An exact copy of the data is required; the images should not appear in it.

-----

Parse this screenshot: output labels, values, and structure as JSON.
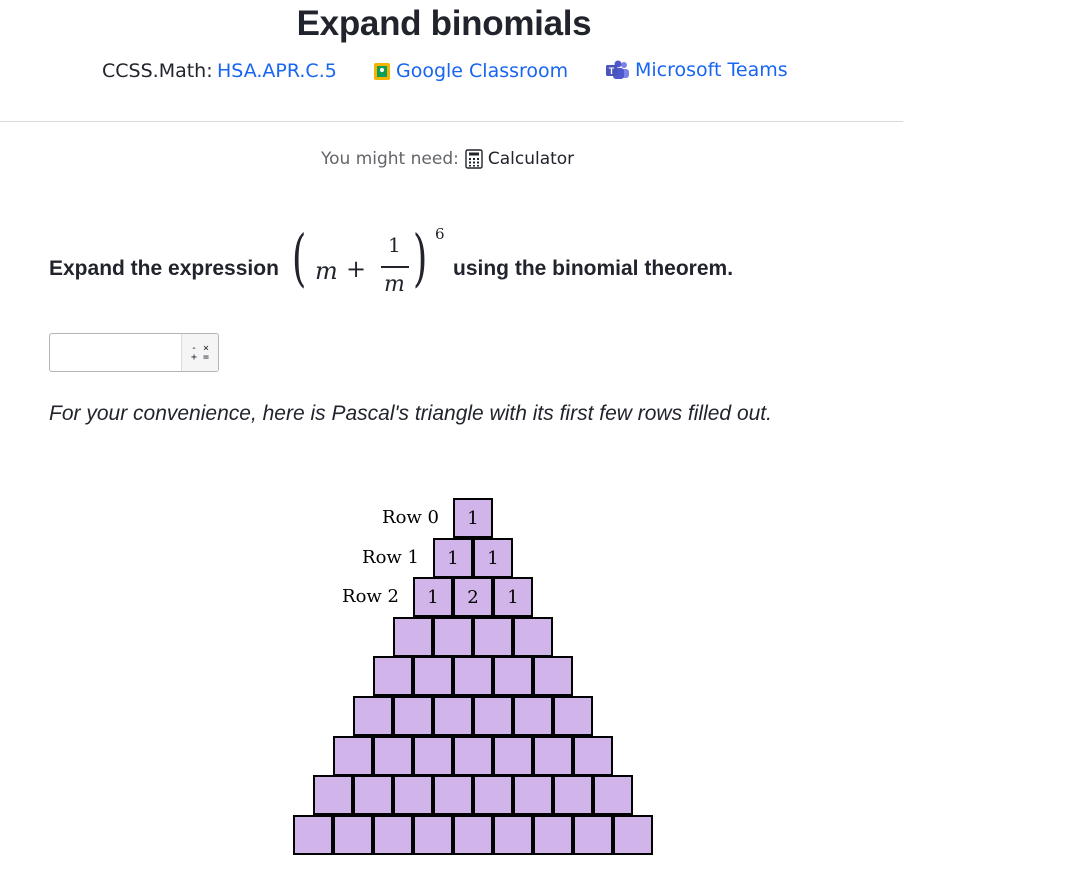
{
  "header": {
    "title": "Expand binomials",
    "ccss_label": "CCSS.Math:",
    "ccss_code": "HSA.APR.C.5",
    "google_classroom": "Google Classroom",
    "microsoft_teams": "Microsoft Teams"
  },
  "tools": {
    "you_might_need": "You might need:",
    "calculator": "Calculator"
  },
  "question": {
    "prefix": "Expand the expression",
    "suffix": "using the binomial theorem.",
    "math": {
      "variable": "m",
      "plus": "+",
      "numerator": "1",
      "denominator": "m",
      "exponent": "6"
    }
  },
  "answer": {
    "value": "",
    "placeholder": "",
    "keypad_top": "- ×",
    "keypad_bottom": "+ ="
  },
  "convenience_text": "For your convenience, here is Pascal's triangle with its first few rows filled out.",
  "pascal": {
    "row_labels": [
      "Row 0",
      "Row 1",
      "Row 2"
    ],
    "filled_rows": [
      [
        "1"
      ],
      [
        "1",
        "1"
      ],
      [
        "1",
        "2",
        "1"
      ]
    ],
    "total_rows": 9,
    "cell_color": "#d1b5ea"
  },
  "colors": {
    "link": "#1865f2",
    "text": "#21242c",
    "muted": "#626569"
  }
}
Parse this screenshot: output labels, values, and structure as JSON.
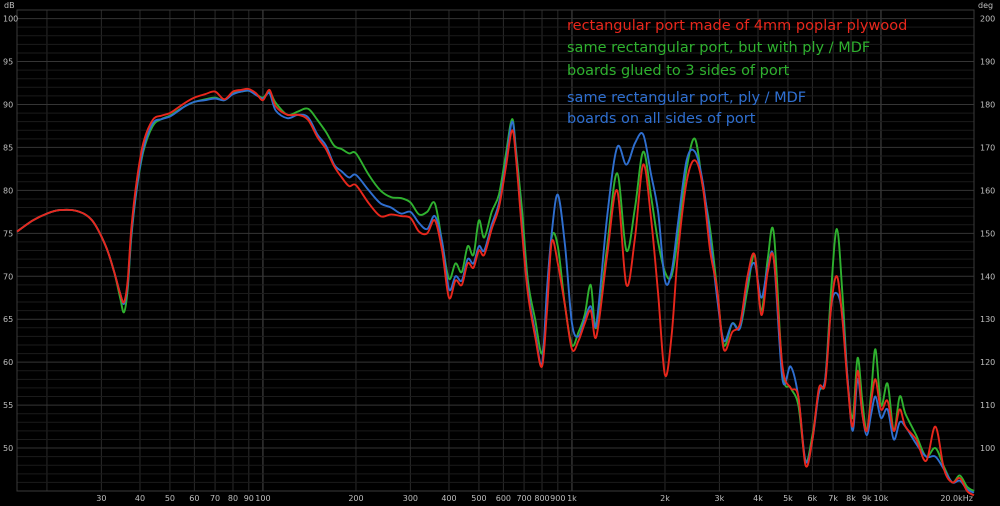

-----

RESULT |
Parse this screenshot: output labels, values, and structure as JSON.
{
  "header": {
    "title": "Expand binomials",
    "ccss_label": "CCSS.Math:",
    "ccss_code": "HSA.APR.C.5",
    "google_classroom": "Google Classroom",
    "microsoft_teams": "Microsoft Teams"
  },
  "tools": {
    "you_might_need": "You might need:",
    "calculator": "Calculator"
  },
  "question": {
    "prefix": "Expand the expression",
    "suffix": "using the binomial theorem.",
    "math": {
      "variable": "m",
      "plus": "+",
      "numerator": "1",
      "denominator": "m",
      "exponent": "6"
    }
  },
  "answer": {
    "value": "",
    "placeholder": "",
    "keypad_top": "- ×",
    "keypad_bottom": "+ ="
  },
  "convenience_text": "For your convenience, here is Pascal's triangle with its first few rows filled out.",
  "pascal": {
    "row_labels": [
      "Row 0",
      "Row 1",
      "Row 2"
    ],
    "filled_rows": [
      [
        "1"
      ],
      [
        "1",
        "1"
      ],
      [
        "1",
        "2",
        "1"
      ]
    ],
    "total_rows": 9,
    "cell_color": "#d1b5ea"
  },
  "colors": {
    "link": "#1865f2",
    "text": "#21242c",
    "muted": "#626569"
  }
}
Parse this screenshot: output labels, values, and structure as JSON.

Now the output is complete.